• **YOUR OBJECTIVE**
In the records that follow, find each line containing "this" and copy it.

START DATASET EXTRACT

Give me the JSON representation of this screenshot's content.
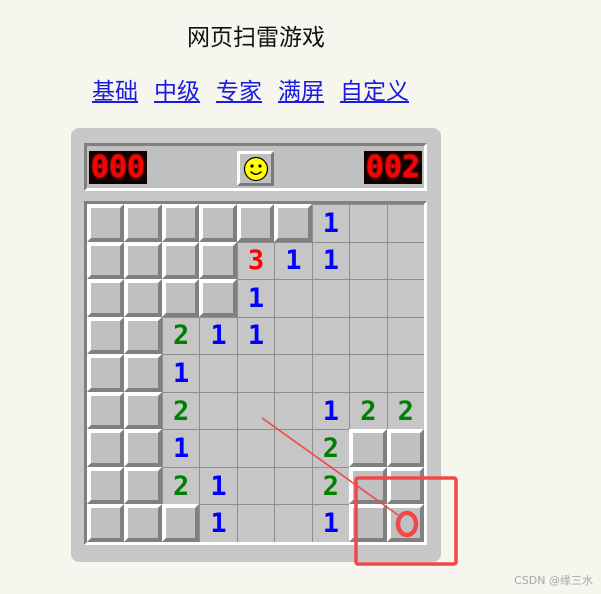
{
  "page": {
    "title": "网页扫雷游戏"
  },
  "nav": [
    {
      "label": "基础"
    },
    {
      "label": "中级"
    },
    {
      "label": "专家"
    },
    {
      "label": "满屏"
    },
    {
      "label": "自定义"
    }
  ],
  "game": {
    "mine_counter": "000",
    "timer": "002",
    "face_icon": "smiley-face-icon",
    "cols": 9,
    "rows": 9,
    "board": [
      "######1..",
      "####311..",
      "####1....",
      "##211....",
      "##1......",
      "##2...122",
      "##1...2##",
      "##21..2##",
      "###1..1##"
    ],
    "number_colors": {
      "1": "#0000ff",
      "2": "#008000",
      "3": "#ff0000"
    }
  },
  "annotation": {
    "color": "#f04848",
    "icon": "circle-annotation-icon"
  },
  "watermark": "CSDN @缘三水"
}
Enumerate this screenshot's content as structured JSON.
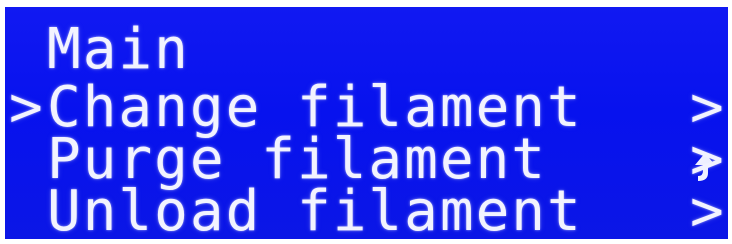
{
  "menu": {
    "title": "Main",
    "back_icon": "back-arrow-icon",
    "selected_index": 0,
    "cursor_glyph": ">",
    "items": [
      {
        "label": "Change filament",
        "chevron": ">"
      },
      {
        "label": "Purge filament",
        "chevron": ">"
      },
      {
        "label": "Unload filament",
        "chevron": ">"
      }
    ]
  },
  "colors": {
    "background": "#0a14f0",
    "text": "#f2f3ff"
  }
}
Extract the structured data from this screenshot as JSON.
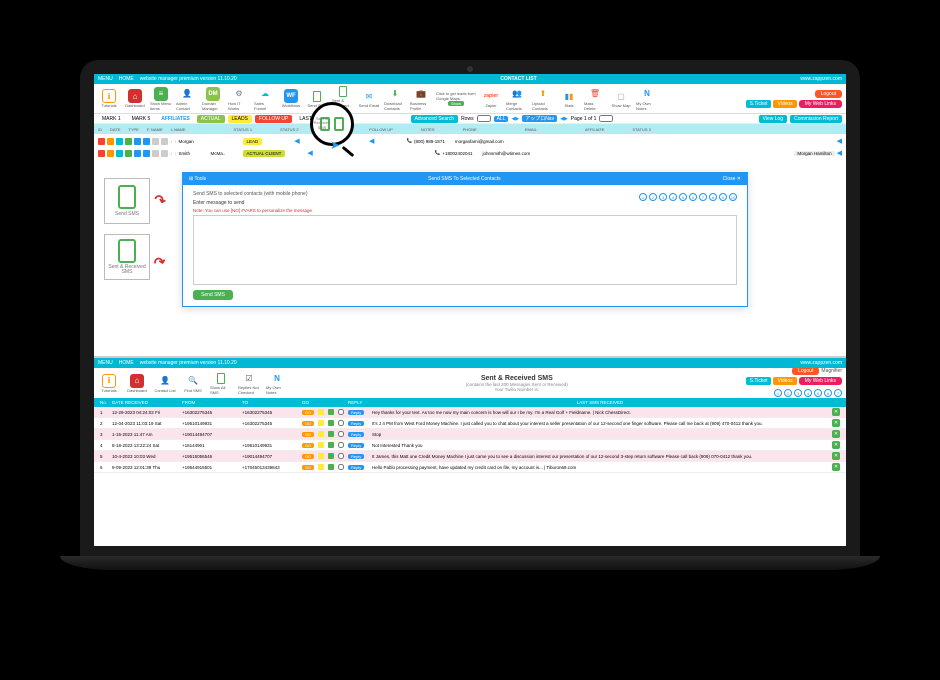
{
  "upper": {
    "header": {
      "menu": "MENU",
      "home": "HOME",
      "status_text": "website manager premium version 11.10.20",
      "title": "CONTACT LIST",
      "site": "www.zappzen.com"
    },
    "toolbar": {
      "items": [
        {
          "label": "Tutorials",
          "icon": "info"
        },
        {
          "label": "Dashboard",
          "icon": "home"
        },
        {
          "label": "Show Menu Items",
          "icon": "green"
        },
        {
          "label": "Admin Contact",
          "icon": "user"
        },
        {
          "label": "Domain Manager",
          "icon": "dm"
        },
        {
          "label": "How IT Works",
          "icon": "gear"
        },
        {
          "label": "Sales Funnel",
          "icon": "cloud"
        },
        {
          "label": "Workflows",
          "icon": "wf"
        },
        {
          "label": "Send SMS",
          "icon": "phone-green"
        },
        {
          "label": "Sent & Received SMS",
          "icon": "phone-green"
        },
        {
          "label": "Send Email",
          "icon": "mail"
        },
        {
          "label": "Download Contacts",
          "icon": "download"
        },
        {
          "label": "Business Profile",
          "icon": "briefcase"
        },
        {
          "label": "Google Maps",
          "icon": "gmaps",
          "extra": "Click to get leads from Google Maps"
        },
        {
          "label": "Zapier",
          "icon": "zapier"
        },
        {
          "label": "Merge Contacts",
          "icon": "merge"
        },
        {
          "label": "Upload Contacts",
          "icon": "upload"
        },
        {
          "label": "Stats",
          "icon": "bars"
        },
        {
          "label": "Mass Delete",
          "icon": "trash"
        },
        {
          "label": "Show Map",
          "icon": "map"
        },
        {
          "label": "My Own Notes",
          "icon": "n"
        }
      ],
      "right": {
        "logout": "Logout",
        "ticket": "S.Ticket",
        "videos": "Videos",
        "weblinks": "My Web Links"
      }
    },
    "tabs": {
      "mark1": "MARK 1",
      "mark5": "MARK 5",
      "affiliates": "AFFILIATES",
      "actual": "ACTUAL",
      "leads": "LEADS",
      "followup": "FOLLOW UP",
      "last20": "LAST 20",
      "sms": "SMS",
      "advanced_search": "Advanced Search",
      "rows": "Rows",
      "page_total": "Page 1 of 1",
      "btn_all": "ALL",
      "viewlog": "View Log",
      "commission": "Commission Report"
    },
    "filter_cols": [
      "ID",
      "DATE",
      "TYPE",
      "F. NAME",
      "L.NAME",
      "STATUS 1",
      "STATUS 2",
      "GROUP",
      "FOLLOW UP",
      "NOTES",
      "PHONE",
      "EMAIL",
      "AFFILIATE",
      "STATUS 3"
    ],
    "contacts": [
      {
        "fname": "Morgan",
        "lname": "",
        "status1": "LEAD",
        "phone": "(800) 989-1871",
        "email": "morganfami@gmail.com"
      },
      {
        "fname": "Smith",
        "lname": "",
        "status1": "ACTUAL CLIENT",
        "phone": "+18002402041",
        "email": "johnsmith@wtimes.com",
        "affiliate": "Morgan Hamilton"
      }
    ]
  },
  "modal": {
    "brand": "Tools",
    "title": "Send SMS To Selected Contacts",
    "close": "Close",
    "desc": "Send SMS to selected contacts (with mobile phone)",
    "label": "Enter message to send",
    "note": "Note: You can use [NO] #VARS to personalize the message",
    "pages": [
      "1",
      "2",
      "3",
      "4",
      "5",
      "6",
      "7",
      "8",
      "9",
      "10"
    ],
    "send": "Send SMS"
  },
  "callouts": {
    "send": "Send SMS",
    "sent_received": "Sent & Received SMS"
  },
  "magnifier": {
    "label": "Sent & Received SMS"
  },
  "lower": {
    "header": {
      "menu": "MENU",
      "home": "HOME",
      "status_text": "website manager premium version 11.10.20",
      "site": "www.zappzen.com",
      "right_label": "Magnifier"
    },
    "toolbar": {
      "items": [
        {
          "label": "Tutorials"
        },
        {
          "label": "Dashboard"
        },
        {
          "label": "Contact List"
        },
        {
          "label": "Find SMS"
        },
        {
          "label": "Show All SMS"
        },
        {
          "label": "Replies Not Checked"
        },
        {
          "label": "My Own Notes"
        }
      ],
      "title": "Sent & Received SMS",
      "subtitle": "(contains the last 200 Messages Sent or Received)",
      "twilio": "Your Twilio Number is:",
      "right": {
        "logout": "Logout",
        "ticket": "S.Ticket",
        "videos": "Videos",
        "weblinks": "My Web Links"
      },
      "pager": [
        "1",
        "2",
        "3",
        "4",
        "5",
        "6",
        "7"
      ]
    },
    "columns": {
      "n": "No.",
      "date": "DATE RECEIVED",
      "from": "FROM",
      "to": "TO",
      "go": "GO",
      "sq1": "",
      "sq2": "",
      "check": "",
      "reply": "REPLY",
      "msg": "LAST SMS RECEIVED",
      "del": ""
    },
    "rows": [
      {
        "n": "1",
        "date": "12-29-2023 04:24:02 Fri",
        "from": "+16302275345",
        "to": "+16302275345",
        "go": "GO",
        "reply": "Reply",
        "msg": "Hey thanks for your text. As too me now my main concern is how will our I be my. I'm a Real Golf + Fieldname. | Nick ChessDirect."
      },
      {
        "n": "2",
        "date": "12-04-2023 11:03:19 Sat",
        "from": "+19510149931",
        "to": "+16302275345",
        "go": "GO",
        "reply": "Reply",
        "msg": "It's J 4 PM from West Ford Money Machine. I just called you to chat about your interest a seller presentation of our 12-second one finger software. Please call me back at (909) 470-0412 thank you."
      },
      {
        "n": "3",
        "date": "1-15-2023 11:47 Am",
        "from": "+19014494707",
        "to": "",
        "go": "GO",
        "reply": "Reply",
        "msg": "Stop"
      },
      {
        "n": "4",
        "date": "8-18-2023 13:22:24 Sat",
        "from": "+15144901",
        "to": "+19510149931",
        "go": "GO",
        "reply": "Reply",
        "msg": "Not Interested Thank you"
      },
      {
        "n": "5",
        "date": "10-4-2023 10:03 Wed",
        "from": "+19515056546",
        "to": "+19014494707",
        "go": "GO",
        "reply": "Reply",
        "msg": "It James, this Matt one Credit Money Machine I just came you to see a discussion interest our presentation of our 12-second 3-step return software Please call back (909) 070-0412 thank you."
      },
      {
        "n": "6",
        "date": "9-09-2023 12:01:39 Thu",
        "from": "+19544915501",
        "to": "+17045013439843",
        "go": "GO",
        "reply": "Reply",
        "msg": "Hello Pablo processing payment, have updated my credit card on file, my account is... | Tiburon69.com"
      }
    ]
  }
}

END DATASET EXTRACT

• **WRITTEN REPLY**
Give me the JSON representation of this screenshot's content.
Enumerate this screenshot's content as structured JSON.
Extract the structured data from this screenshot as JSON.
        "msg": "It James, this Matt one Credit Money Machine I just came you to see a discussion interest our presentation of our 12-second 3-step return software Please call back (909) 070-0412 thank you."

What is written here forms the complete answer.